- _What to work on_
Lines from the records below that contain the word "自然风光" are to be copied out.

Data to use below:

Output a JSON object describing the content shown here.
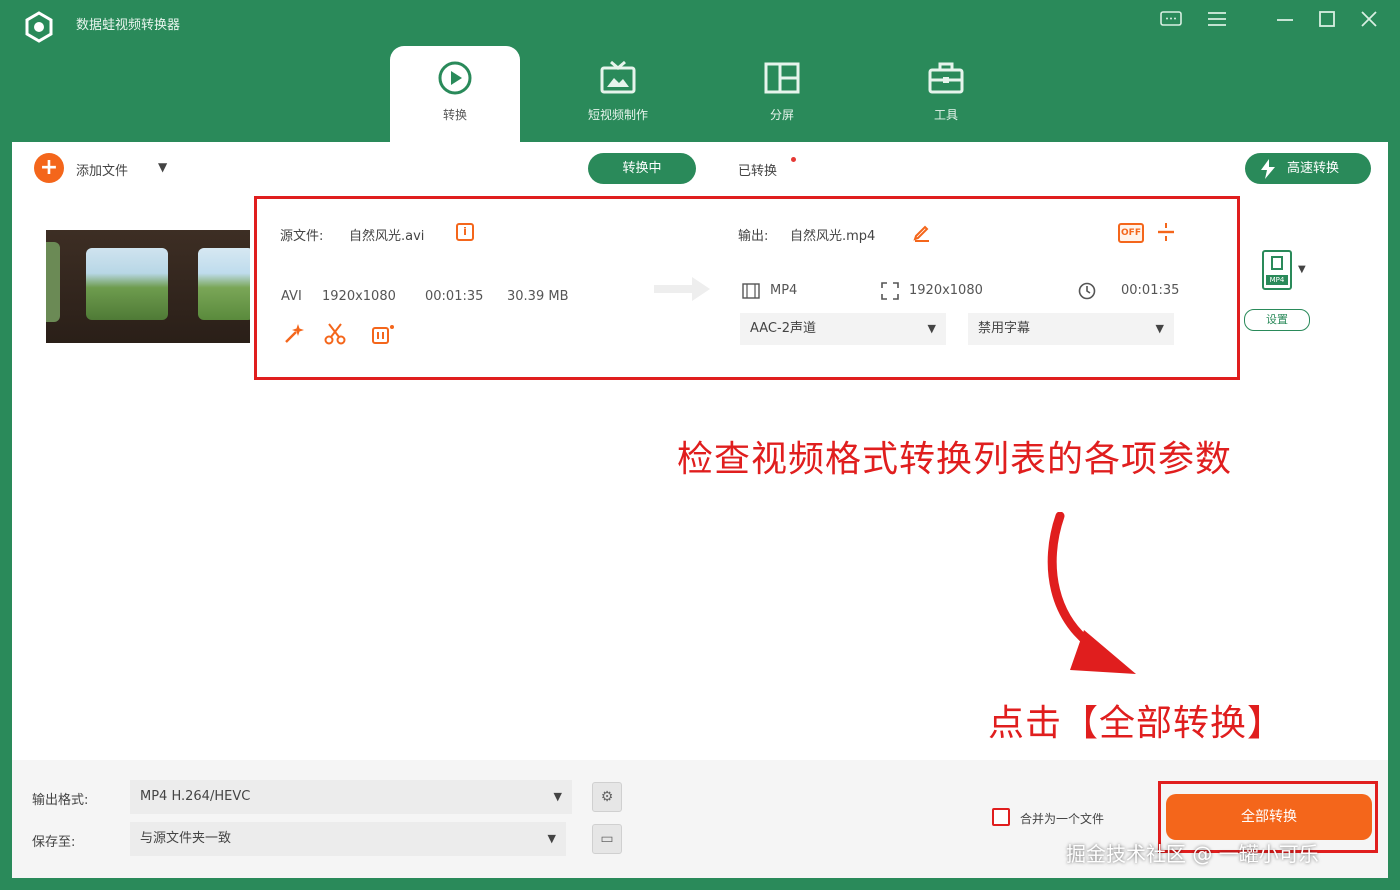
{
  "app": {
    "title": "数据蛙视频转换器",
    "window_controls": [
      "feedback-icon",
      "menu-icon",
      "minimize-icon",
      "maximize-icon",
      "close-icon"
    ]
  },
  "tabs": [
    {
      "label": "转换",
      "icon": "convert-icon",
      "active": true
    },
    {
      "label": "短视频制作",
      "icon": "tv-icon",
      "active": false
    },
    {
      "label": "分屏",
      "icon": "split-screen-icon",
      "active": false
    },
    {
      "label": "工具",
      "icon": "toolbox-icon",
      "active": false
    }
  ],
  "toolbar": {
    "add_file_label": "添加文件",
    "status_tabs": [
      {
        "label": "转换中",
        "active": true
      },
      {
        "label": "已转换",
        "active": false
      }
    ],
    "fast_convert_label": "高速转换"
  },
  "item": {
    "source": {
      "label": "源文件:",
      "filename": "自然风光.avi",
      "format": "AVI",
      "resolution": "1920x1080",
      "duration": "00:01:35",
      "size": "30.39 MB"
    },
    "output": {
      "label": "输出:",
      "filename": "自然风光.mp4",
      "format": "MP4",
      "resolution": "1920x1080",
      "duration": "00:01:35",
      "badge": "OFF",
      "audio_option": "AAC-2声道",
      "subtitle_option": "禁用字幕"
    },
    "tool_icons": [
      "enhance-icon",
      "cut-icon",
      "edit-effects-icon"
    ]
  },
  "side": {
    "format_icon_text": "MP4",
    "settings_label": "设置"
  },
  "annotations": {
    "check_text": "检查视频格式转换列表的各项参数",
    "click_text": "点击【全部转换】"
  },
  "bottom": {
    "output_format_label": "输出格式:",
    "output_format_value": "MP4 H.264/HEVC",
    "save_to_label": "保存至:",
    "save_to_value": "与源文件夹一致",
    "merge_label": "合并为一个文件",
    "convert_all_label": "全部转换"
  },
  "watermark": "掘金技术社区 @ 一罐小可乐",
  "colors": {
    "brand_green": "#2a8a5a",
    "accent_orange": "#f4661b",
    "annotation_red": "#e01e1e"
  }
}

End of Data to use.

- _Completed exercise_
      "filename": "自然风光.avi",
      "filename": "自然风光.mp4",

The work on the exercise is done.